A.R.: Are you a crafter (must get paid for your stories) or are you an artist (does it for the love of horror)?
T.S.: I consider myself a storyteller. I guess this would technically fall under the 'artist' category. And although I currently do a few things that are unpaid (which I'm not going to tell), I'm at a point now where I need to get paid for the work I do. Bascially, I'm just too damn busy for anything new going forward for which I'm not eventually going to see some sort of monetary compensation coming in.
A.R.: Clive Barker said "Horror is just a sticky-label," that writing a great story is what's most important. Your thoughts on this?
T.S.: How can anyone argue with a master of horror such as Clive Barker, ya know? I definitely can't. I think if you consider yourself a horror writer, which I do, you'll end up bringing in some sort of horrific material into some part of the story - whether it was your intention when you started the thing or not.
A.R.: Will you ever podcast your stories or write a graphic novel?
T.S.: Podcast - At this point, no. Perhaps in the future if the right situation comes along.
Graphic Novel - I would love to jump into this arena and have tried a few times. Graphic novels are really freakin' hot right now and I think it would be great fun to adapt something I've already written into pictures and dialog bubbles or create something new to format the story strictly for the use as a graphic novel.
Thank you, Ty, for your hard work at furthering the horror genre! I wish you much success!
Labels: anthologies, Horror, novellas, short movie, Ty Schwamberger
Subscribe to: Post Comments (Atom)
Seven books coming out. That's a neat (and amazing) number. Nice to meet you. Thanks for the interview.ReplyDelete
Ty was an amazing guest. Next week is bizarro author Jordan Krall. Psyched!ReplyDelete
Great interview. Your story is inspiring. 'You have to put the work in to get results.' You seem to have proved this with your astounding results.ReplyDelete
How do you feel about writing for free, as a beginner?
A.R. Thanks for sharing this interview.
Thanks again, A.R., for the great questions!ReplyDelete
Sheila - Thank you. Very nice to meet you too!
Cher - First, I want you to read this: http://www.horror.org/writetips-laymon.htm
It is absolutely true - you do have to put the work in to get results. As for me, I've really went at my goal (being able to write fulltime in 5 years) head-on. Keep pluggin' ahead and the results will come for you. Stay positive and remember that rejection slips are badges of honor for writers - everyone has them to show where they've been and what dreams lie ahead for them.
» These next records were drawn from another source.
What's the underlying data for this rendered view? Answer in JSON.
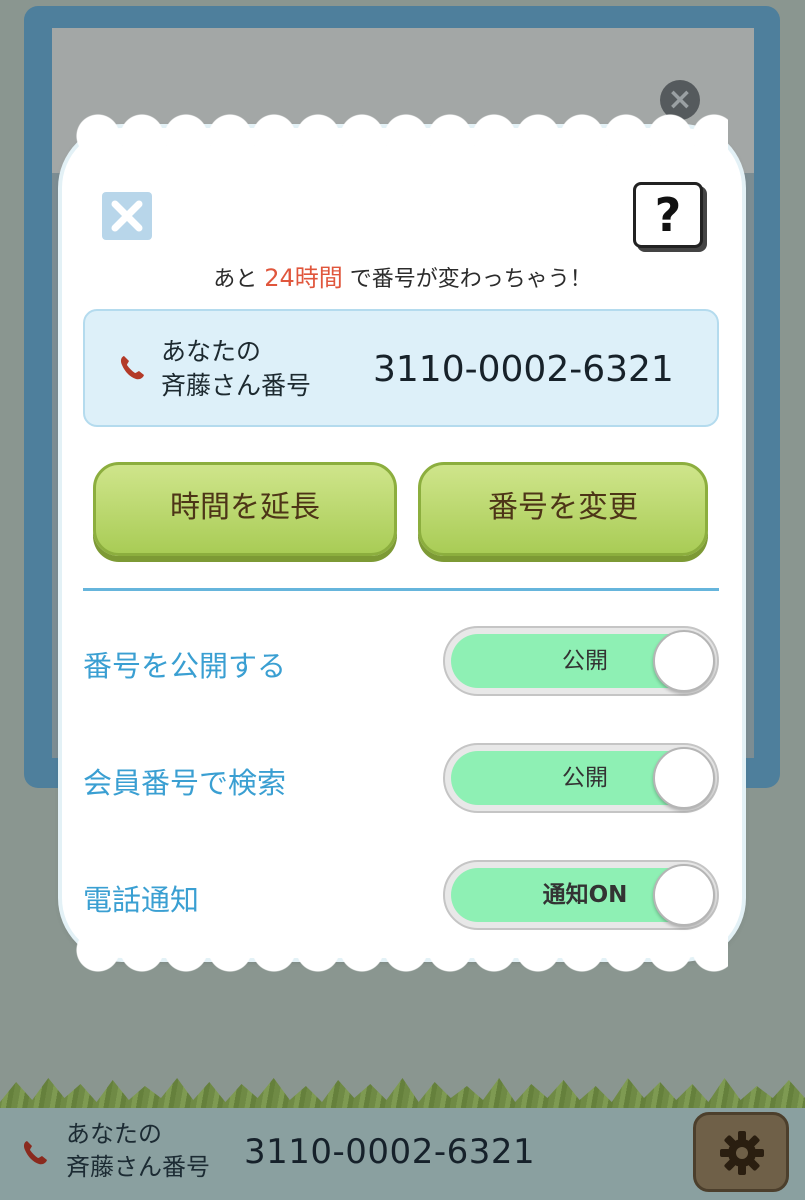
{
  "background": {
    "footer": {
      "label_line1": "あなたの",
      "label_line2": "斉藤さん番号",
      "number": "3110-0002-6321"
    }
  },
  "modal": {
    "timer": {
      "prefix": "あと",
      "highlight": "24時間",
      "suffix": "で番号が変わっちゃう！"
    },
    "help_label": "?",
    "card": {
      "label_line1": "あなたの",
      "label_line2": "斉藤さん番号",
      "number": "3110-0002-6321"
    },
    "buttons": {
      "extend": "時間を延長",
      "change": "番号を変更"
    },
    "settings": [
      {
        "label": "番号を公開する",
        "toggle_text": "公開"
      },
      {
        "label": "会員番号で検索",
        "toggle_text": "公開"
      },
      {
        "label": "電話通知",
        "toggle_text": "通知ON"
      }
    ]
  },
  "colors": {
    "accent": "#3a9fd2",
    "highlight": "#e0563c",
    "toggle_on": "#8ef0b4",
    "button_green": "#a9cc56"
  }
}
As far as your question - there are some aspiring authors that have the "I'm not giving my work away for free" stuck in their heads. My attitude in the beginning was; why not. It doesn't hurt anything, except maybe a few hours of your time for a short story, to get something published on an ezine where you aren't getting paid. Everybody has to start somewhere - remember that - write it down. Think of your future writing career as a business; you have to lay the foundation before you can build the skyscaper. Getting a story published for no pay is ok...because someday, with a little bit of luck, a lot of work, you'll get to where you ultimately want to be with your writing.
You're welcome, Ty.ReplyDelete
I'll have to agree. You might want to get a few free e-zine credits first, Cher. They make the paying 'zines think twice about rejecting you. That's what I did.
Just to let everyone know - Fem-Fangs, the anthology I'm Co-Editor on, is now available for purchase. Check out my website for details! Thanks!ReplyDelete
Will do, Ty, and you're welcome.ReplyDelete